According to figures, obtained by the Sunday Canberra Times
, there were 264 reported incidents of physical violence against teachers or school leaders in ACT public schools in 2015 – a one-year rise of 26%.
The Australian Education Union (AEU) ACT branch is now seeking assurances from the ACT Education Minister that the issue is being actively addressed.
The AEU’s ACT branch secretary, Glenn Fowler, told The Canberra Times
that the figures showed that the level of occupational violence was unacceptable and should be investigated.
“While public schools are statistically very safe places to be, we cannot be complacent, and we cannot see the unacceptable as acceptable,” he said.
“We will be working with the Minister and the directorate urgently to ensure that we get assurances around the health and wellbeing of our members.”
On Friday, ACT Education Minister, Shane Rattenbury, said he was concerned about the figures, adding he would meet with the AEU and other stakeholders this week to address the issue.
“I am concerned about the apparent rise in assaults on teaching staff, noting that these figures may be a reflection of a positive shift in reporting culture,” he said.
An Education Directorate spokesman said the fact that the directorate had moved from a paper-based method to an electronic health and safety accident/incident reporting system last year might account for some of the increase.
A similar system was introduced in South Australian schools, which recently recorded a spike in the number of “critical incidents” in its public schools.
SA Secondary Principals Association (SASPA) president, Peter Mader
, told The Educator

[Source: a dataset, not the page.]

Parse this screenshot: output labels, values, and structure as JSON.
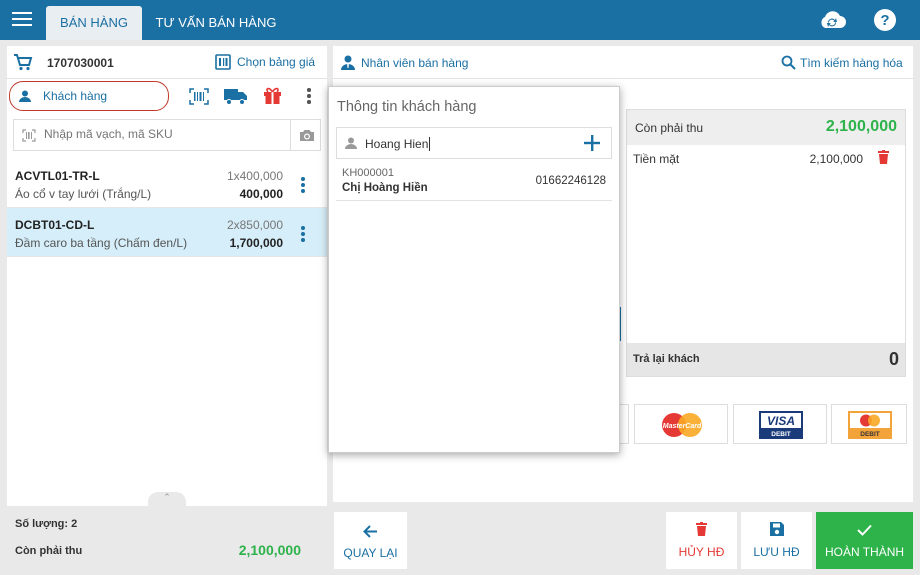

that the spike was probably due to principals’ practice of “over-reporting” rather than radically different behaviours – or the number of them – being exhibited in schools.
“Because of the context for the introduction of this system, school leaders have taken a risk adverse view to the reporting of incidents; that is, it is better to report something that is not critical enough to report, than it is to not report something that could be deemed to be critical,” he said.
“Given that the view of many leaders is that this issue is not about an increase in incidents but more about an increase in reporting of incidents, statistics are likely to reflect a downwards trend once leaders feel less ‘risk adverse’ around the reporting.”
Fowler said he did not dispute the new system had improved reporting in ACT schools, but said the AEU was concerned that expectations varied across schools and that under-reporting remained.